# [Information]
-- Opening Marker --

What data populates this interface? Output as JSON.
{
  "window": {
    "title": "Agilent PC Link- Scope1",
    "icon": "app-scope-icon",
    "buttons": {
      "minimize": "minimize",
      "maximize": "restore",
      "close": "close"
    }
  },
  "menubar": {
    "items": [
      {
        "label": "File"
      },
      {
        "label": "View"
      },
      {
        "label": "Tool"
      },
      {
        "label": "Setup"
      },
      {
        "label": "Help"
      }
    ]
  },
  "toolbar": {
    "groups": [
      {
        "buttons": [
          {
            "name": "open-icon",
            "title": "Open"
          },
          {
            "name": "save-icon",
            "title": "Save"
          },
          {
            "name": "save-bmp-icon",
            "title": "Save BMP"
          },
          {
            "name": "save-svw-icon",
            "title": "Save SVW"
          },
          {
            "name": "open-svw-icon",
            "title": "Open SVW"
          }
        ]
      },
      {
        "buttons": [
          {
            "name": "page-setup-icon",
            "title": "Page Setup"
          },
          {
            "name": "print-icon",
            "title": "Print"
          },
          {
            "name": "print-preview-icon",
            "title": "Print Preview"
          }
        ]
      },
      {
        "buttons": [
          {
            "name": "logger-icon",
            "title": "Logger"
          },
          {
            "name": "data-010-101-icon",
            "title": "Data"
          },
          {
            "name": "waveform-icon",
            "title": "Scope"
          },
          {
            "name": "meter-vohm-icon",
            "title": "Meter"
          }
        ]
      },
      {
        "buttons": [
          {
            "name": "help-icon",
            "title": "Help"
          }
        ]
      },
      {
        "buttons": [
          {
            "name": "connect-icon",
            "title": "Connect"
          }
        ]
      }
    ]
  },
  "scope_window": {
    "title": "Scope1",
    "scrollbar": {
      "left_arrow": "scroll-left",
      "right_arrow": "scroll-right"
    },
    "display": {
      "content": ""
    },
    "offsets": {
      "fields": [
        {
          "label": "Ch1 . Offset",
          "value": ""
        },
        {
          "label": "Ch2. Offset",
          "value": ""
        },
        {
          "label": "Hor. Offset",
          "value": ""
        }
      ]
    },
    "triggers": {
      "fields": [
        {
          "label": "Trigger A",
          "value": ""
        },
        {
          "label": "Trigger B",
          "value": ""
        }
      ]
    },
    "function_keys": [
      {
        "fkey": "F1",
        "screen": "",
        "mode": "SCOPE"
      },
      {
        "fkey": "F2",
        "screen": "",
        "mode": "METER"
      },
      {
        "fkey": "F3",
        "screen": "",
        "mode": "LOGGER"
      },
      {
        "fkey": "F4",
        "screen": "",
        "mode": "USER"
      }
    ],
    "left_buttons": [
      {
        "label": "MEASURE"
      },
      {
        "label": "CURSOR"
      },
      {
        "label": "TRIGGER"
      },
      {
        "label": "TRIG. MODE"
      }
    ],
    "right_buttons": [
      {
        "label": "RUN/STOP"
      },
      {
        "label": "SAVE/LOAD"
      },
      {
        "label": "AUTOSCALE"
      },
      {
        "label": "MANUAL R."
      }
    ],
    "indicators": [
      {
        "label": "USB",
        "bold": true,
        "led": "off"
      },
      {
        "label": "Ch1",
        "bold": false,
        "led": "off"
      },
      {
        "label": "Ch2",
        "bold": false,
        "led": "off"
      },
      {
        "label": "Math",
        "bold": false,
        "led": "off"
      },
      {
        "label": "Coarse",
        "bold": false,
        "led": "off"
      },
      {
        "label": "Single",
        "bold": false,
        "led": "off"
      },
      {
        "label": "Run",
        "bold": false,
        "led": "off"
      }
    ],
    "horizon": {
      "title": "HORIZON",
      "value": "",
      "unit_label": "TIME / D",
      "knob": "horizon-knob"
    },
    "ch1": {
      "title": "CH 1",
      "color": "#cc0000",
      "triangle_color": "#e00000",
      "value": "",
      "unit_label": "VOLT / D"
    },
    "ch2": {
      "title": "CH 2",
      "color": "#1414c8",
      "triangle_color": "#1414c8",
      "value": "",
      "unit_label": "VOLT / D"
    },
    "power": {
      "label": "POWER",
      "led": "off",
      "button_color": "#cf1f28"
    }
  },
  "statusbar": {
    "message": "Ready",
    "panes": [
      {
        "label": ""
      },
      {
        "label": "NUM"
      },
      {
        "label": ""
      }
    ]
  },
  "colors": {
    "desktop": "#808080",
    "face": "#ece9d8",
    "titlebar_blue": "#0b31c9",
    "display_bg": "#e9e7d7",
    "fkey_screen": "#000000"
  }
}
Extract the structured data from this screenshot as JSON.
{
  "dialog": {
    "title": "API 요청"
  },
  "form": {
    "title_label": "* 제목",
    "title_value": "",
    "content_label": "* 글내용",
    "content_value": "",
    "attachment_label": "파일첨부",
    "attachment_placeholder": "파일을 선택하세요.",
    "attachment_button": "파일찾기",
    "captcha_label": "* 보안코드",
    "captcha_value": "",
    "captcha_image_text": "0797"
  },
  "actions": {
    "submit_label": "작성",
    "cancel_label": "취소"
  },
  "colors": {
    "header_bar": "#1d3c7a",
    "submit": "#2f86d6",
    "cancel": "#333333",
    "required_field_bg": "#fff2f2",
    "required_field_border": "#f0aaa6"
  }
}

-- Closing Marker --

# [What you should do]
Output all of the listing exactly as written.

# [Answer section]
What data populates this interface? Output as JSON.
{
  "window": {
    "title": "Agilent PC Link- Scope1",
    "icon": "app-scope-icon",
    "buttons": {
      "minimize": "minimize",
      "maximize": "restore",
      "close": "close"
    }
  },
  "menubar": {
    "items": [
      {
        "label": "File"
      },
      {
        "label": "View"
      },
      {
        "label": "Tool"
      },
      {
        "label": "Setup"
      },
      {
        "label": "Help"
      }
    ]
  },
  "toolbar": {
    "groups": [
      {
        "buttons": [
          {
            "name": "open-icon",
            "title": "Open"
          },
          {
            "name": "save-icon",
            "title": "Save"
          },
          {
            "name": "save-bmp-icon",
            "title": "Save BMP"
          },
          {
            "name": "save-svw-icon",
            "title": "Save SVW"
          },
          {
            "name": "open-svw-icon",
            "title": "Open SVW"
          }
        ]
      },
      {
        "buttons": [
          {
            "name": "page-setup-icon",
            "title": "Page Setup"
          },
          {
            "name": "print-icon",
            "title": "Print"
          },
          {
            "name": "print-preview-icon",
            "title": "Print Preview"
          }
        ]
      },
      {
        "buttons": [
          {
            "name": "logger-icon",
            "title": "Logger"
          },
          {
            "name": "data-010-101-icon",
            "title": "Data"
          },
          {
            "name": "waveform-icon",
            "title": "Scope"
          },
          {
            "name": "meter-vohm-icon",
            "title": "Meter"
          }
        ]
      },
      {
        "buttons": [
          {
            "name": "help-icon",
            "title": "Help"
          }
        ]
      },
      {
        "buttons": [
          {
            "name": "connect-icon",
            "title": "Connect"
          }
        ]
      }
    ]
  },
  "scope_window": {
    "title": "Scope1",
    "scrollbar": {
      "left_arrow": "scroll-left",
      "right_arrow": "scroll-right"
    },
    "display": {
      "content": ""
    },
    "offsets": {
      "fields": [
        {
          "label": "Ch1 . Offset",
          "value": ""
        },
        {
          "label": "Ch2. Offset",
          "value": ""
        },
        {
          "label": "Hor. Offset",
          "value": ""
        }
      ]
    },
    "triggers": {
      "fields": [
        {
          "label": "Trigger A",
          "value": ""
        },
        {
          "label": "Trigger B",
          "value": ""
        }
      ]
    },
    "function_keys": [
      {
        "fkey": "F1",
        "screen": "",
        "mode": "SCOPE"
      },
      {
        "fkey": "F2",
        "screen": "",
        "mode": "METER"
      },
      {
        "fkey": "F3",
        "screen": "",
        "mode": "LOGGER"
      },
      {
        "fkey": "F4",
        "screen": "",
        "mode": "USER"
      }
    ],
    "left_buttons": [
      {
        "label": "MEASURE"
      },
      {
        "label": "CURSOR"
      },
      {
        "label": "TRIGGER"
      },
      {
        "label": "TRIG. MODE"
      }
    ],
    "right_buttons": [
      {
        "label": "RUN/STOP"
      },
      {
        "label": "SAVE/LOAD"
      },
      {
        "label": "AUTOSCALE"
      },
      {
        "label": "MANUAL R."
      }
    ],
    "indicators": [
      {
        "label": "USB",
        "bold": true,
        "led": "off"
      },
      {
        "label": "Ch1",
        "bold": false,
        "led": "off"
      },
      {
        "label": "Ch2",
        "bold": false,
        "led": "off"
      },
      {
        "label": "Math",
        "bold": false,
        "led": "off"
      },
      {
        "label": "Coarse",
        "bold": false,
        "led": "off"
      },
      {
        "label": "Single",
        "bold": false,
        "led": "off"
      },
      {
        "label": "Run",
        "bold": false,
        "led": "off"
      }
    ],
    "horizon": {
      "title": "HORIZON",
      "value": "",
      "unit_label": "TIME / D",
      "knob": "horizon-knob"
    },
    "ch1": {
      "title": "CH 1",
      "color": "#cc0000",
      "triangle_color": "#e00000",
      "value": "",
      "unit_label": "VOLT / D"
    },
    "ch2": {
      "title": "CH 2",
      "color": "#1414c8",
      "triangle_color": "#1414c8",
      "value": "",
      "unit_label": "VOLT / D"
    },
    "power": {
      "label": "POWER",
      "led": "off",
      "button_color": "#cf1f28"
    }
  },
  "statusbar": {
    "message": "Ready",
    "panes": [
      {
        "label": ""
      },
      {
        "label": "NUM"
      },
      {
        "label": ""
      }
    ]
  },
  "colors": {
    "desktop": "#808080",
    "face": "#ece9d8",
    "titlebar_blue": "#0b31c9",
    "display_bg": "#e9e7d7",
    "fkey_screen": "#000000"
  }
}
Extract the structured data from this screenshot as JSON.
{
  "dialog": {
    "title": "API 요청"
  },
  "form": {
    "title_label": "* 제목",
    "title_value": "",
    "content_label": "* 글내용",
    "content_value": "",
    "attachment_label": "파일첨부",
    "attachment_placeholder": "파일을 선택하세요.",
    "attachment_button": "파일찾기",
    "captcha_label": "* 보안코드",
    "captcha_value": "",
    "captcha_image_text": "0797"
  },
  "actions": {
    "submit_label": "작성",
    "cancel_label": "취소"
  },
  "colors": {
    "header_bar": "#1d3c7a",
    "submit": "#2f86d6",
    "cancel": "#333333",
    "required_field_bg": "#fff2f2",
    "required_field_border": "#f0aaa6"
  }
}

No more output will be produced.